I knew it was still open because my classmate's brother, Edwin Mizuno, had taken a job there as the chef de cuisine seven months ago under Executive Chef Hajime Kuwata and would post some of the dishes they served. Recently, my Kawananakoa classmate Alan Hirano started as the general manager, and he invited me and some friends for dinner to experience the newest menu.

There's more to this than Hirano taking over and getting more exposure for the exclusive club; they're selling memberships again, starting at $5,000, and are looking to expand to New York City soon. The interior of the new club will be about 30,000 square feet, featuring a replica of Kyoto's famous bamboo forest, including a waterfall and a pond.

Vintage Cave sushi Chef Hirofumi Beniya.

And, after a three-year gap, the Vintage Cave's six-seat sushi bar has reopened with chef Hirofumi Beniya, the chef who opened Beniya in Waikiki Yokocho. (Obviously, he's no longer at that venue.) To generate awareness of the Cave sushi bar, the club offered a 50 percent discount — $150 omakase instead of the usual $300 — to members for the month of July, and the seats sold out so quickly that they extended it to August. At this writing, there are a few single seats left for August, so the promotion has been extended through September!

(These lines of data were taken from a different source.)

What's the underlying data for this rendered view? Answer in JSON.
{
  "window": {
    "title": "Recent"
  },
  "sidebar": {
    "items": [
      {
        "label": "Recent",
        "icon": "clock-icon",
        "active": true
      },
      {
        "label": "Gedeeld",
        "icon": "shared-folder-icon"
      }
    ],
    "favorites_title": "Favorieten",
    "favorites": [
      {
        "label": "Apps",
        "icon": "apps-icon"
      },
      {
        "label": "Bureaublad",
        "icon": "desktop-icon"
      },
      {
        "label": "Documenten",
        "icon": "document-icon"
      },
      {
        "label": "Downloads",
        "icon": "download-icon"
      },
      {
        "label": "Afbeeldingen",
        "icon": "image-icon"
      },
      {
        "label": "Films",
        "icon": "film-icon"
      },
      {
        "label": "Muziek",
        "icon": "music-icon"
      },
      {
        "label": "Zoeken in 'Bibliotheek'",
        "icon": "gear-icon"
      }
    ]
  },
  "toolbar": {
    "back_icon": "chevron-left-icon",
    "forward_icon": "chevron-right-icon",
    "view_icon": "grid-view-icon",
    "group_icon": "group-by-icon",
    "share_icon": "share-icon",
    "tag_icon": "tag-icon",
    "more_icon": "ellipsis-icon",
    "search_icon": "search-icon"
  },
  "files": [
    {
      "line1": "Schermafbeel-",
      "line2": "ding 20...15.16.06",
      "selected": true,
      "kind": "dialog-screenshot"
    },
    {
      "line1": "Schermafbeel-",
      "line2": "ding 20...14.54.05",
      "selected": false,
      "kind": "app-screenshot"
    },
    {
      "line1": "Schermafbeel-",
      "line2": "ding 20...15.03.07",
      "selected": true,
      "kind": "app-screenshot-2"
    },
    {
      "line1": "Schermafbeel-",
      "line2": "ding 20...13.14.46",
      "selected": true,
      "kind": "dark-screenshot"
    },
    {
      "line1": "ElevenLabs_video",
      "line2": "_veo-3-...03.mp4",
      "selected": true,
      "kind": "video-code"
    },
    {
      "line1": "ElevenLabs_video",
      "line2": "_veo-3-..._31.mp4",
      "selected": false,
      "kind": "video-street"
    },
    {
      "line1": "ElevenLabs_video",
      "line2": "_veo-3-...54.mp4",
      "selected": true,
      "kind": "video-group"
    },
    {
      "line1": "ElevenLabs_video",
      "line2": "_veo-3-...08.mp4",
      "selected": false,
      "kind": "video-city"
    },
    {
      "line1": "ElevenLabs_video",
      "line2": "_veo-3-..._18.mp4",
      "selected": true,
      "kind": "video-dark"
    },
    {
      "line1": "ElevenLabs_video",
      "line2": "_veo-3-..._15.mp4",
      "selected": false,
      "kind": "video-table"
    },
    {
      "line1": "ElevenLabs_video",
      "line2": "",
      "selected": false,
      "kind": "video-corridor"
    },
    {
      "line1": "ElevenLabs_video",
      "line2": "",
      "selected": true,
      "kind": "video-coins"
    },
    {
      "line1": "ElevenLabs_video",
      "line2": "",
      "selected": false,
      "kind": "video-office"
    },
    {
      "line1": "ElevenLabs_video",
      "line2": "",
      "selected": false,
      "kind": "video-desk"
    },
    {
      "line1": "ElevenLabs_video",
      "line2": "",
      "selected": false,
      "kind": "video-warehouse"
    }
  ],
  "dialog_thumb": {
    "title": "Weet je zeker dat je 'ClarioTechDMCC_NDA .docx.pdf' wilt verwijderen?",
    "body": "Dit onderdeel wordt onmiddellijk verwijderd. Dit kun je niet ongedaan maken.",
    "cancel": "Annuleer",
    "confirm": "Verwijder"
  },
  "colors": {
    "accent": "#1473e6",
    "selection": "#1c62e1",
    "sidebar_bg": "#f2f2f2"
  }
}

The French-style kaiseki is still $300, featuring about 11 tasting courses, but that is also being offered for $150 for now through the end of September as they rebuild awareness of the restaurant, the chef, and the memberships. The menu is constantly changing, but here's a look at what we ate.

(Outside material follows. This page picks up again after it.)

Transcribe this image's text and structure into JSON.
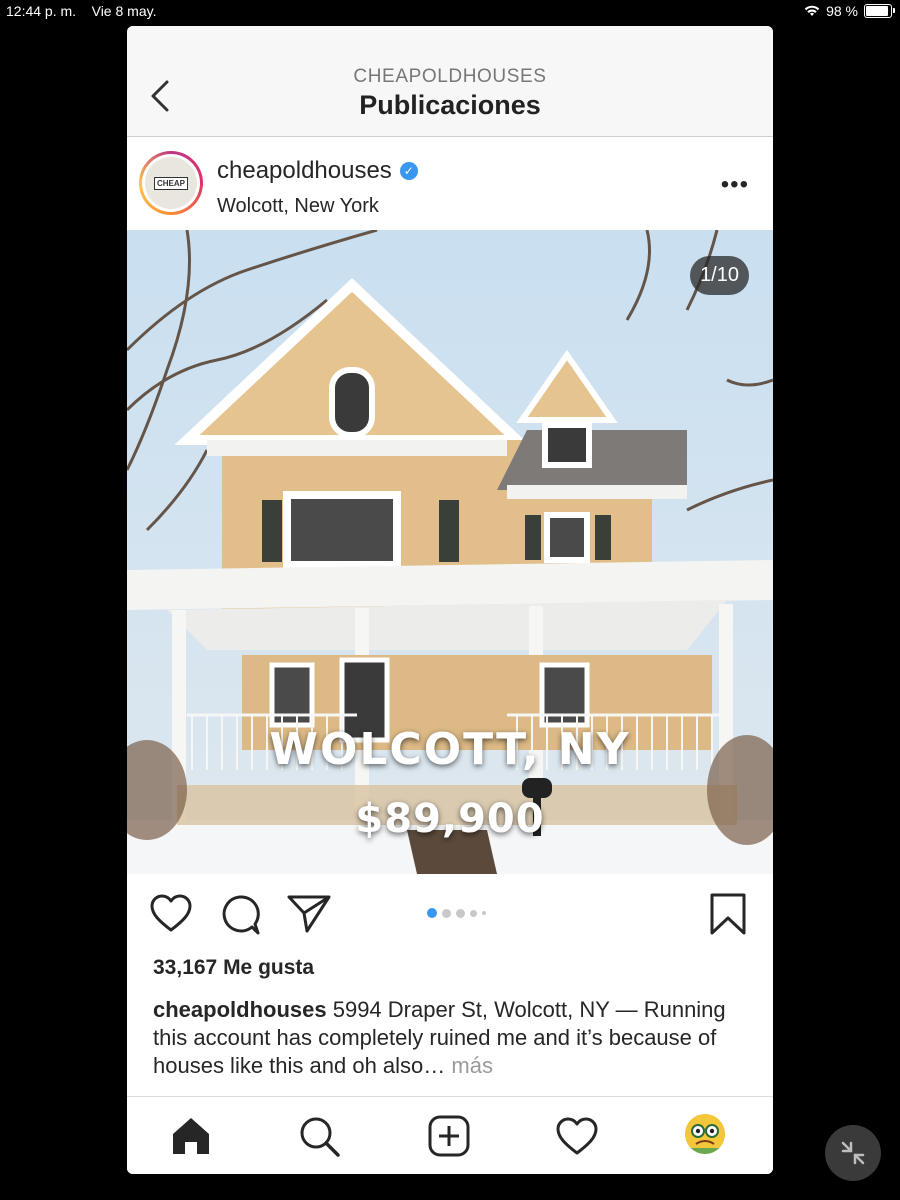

Clear tomato caprese with mozzarella cheese, balsamic pearls, micro basil, and black lava salt.
Smoky cured duck breast with white peach compote, Tokyo negi confit, and red wine raspberry foam.
Foie gras flan with white ankake sauce, shaved black summer truffle, gobo, anago, and sugar snap peas.
Sashimi salad with awabi, kinmedai, soy-marinated otoro, wasabi foam, fig balsamic glaze, and amaebi jelly. Behind this is a petite vegetable garden salad with black olive oil "soil" and miso sesame paste. 
Venison consomme with morel mushroom and daikon. Not shown: house made bread and butter.
Itoyori nage (threadfin beam) with deep fried sakura ebi, white wine dashi broth, konbu dashi foam, white truffle tuile, renkon chip, asparagus, pearl onion, cabbage, and carrots.
The intermezzo of lime mint granite.
Braised kurobuta pork cheek with Tokyo negi foam, apple puree, sauteed onions, garlic chive sauce, and smoked onion oil.
The bricks used to build Vintage Cave are heated, then served in this presentation so you can cook your own slices of wagyu ribeye, filet, and beef tongue. In the background: shishito pepper, satoimo cake (more like a ball), magnolia leaf miso, garlic cream puree, fresh wasabi, and alaea red salt.
If you order tea to end the meal, you'll get these petit fours, which we thought was rock candy. They're actually fruit jellies!
Kokolea Hawaiian chocolate pudding with coconut chantilly cream, lilikoi sauce and cacao nib brittle.

It was an exquisite dinner and as you can see, still presented artfully. Yes, the original Vintage Cave is open to the public for either the French kaiseki or the sushi bar (if you can get in). They're open for dinner nightly except Sunday, and you can call or make reservations online, which is also a new feature. 

Vintage Cave Club
1450 Ala Moana Blvd.
808-441-1744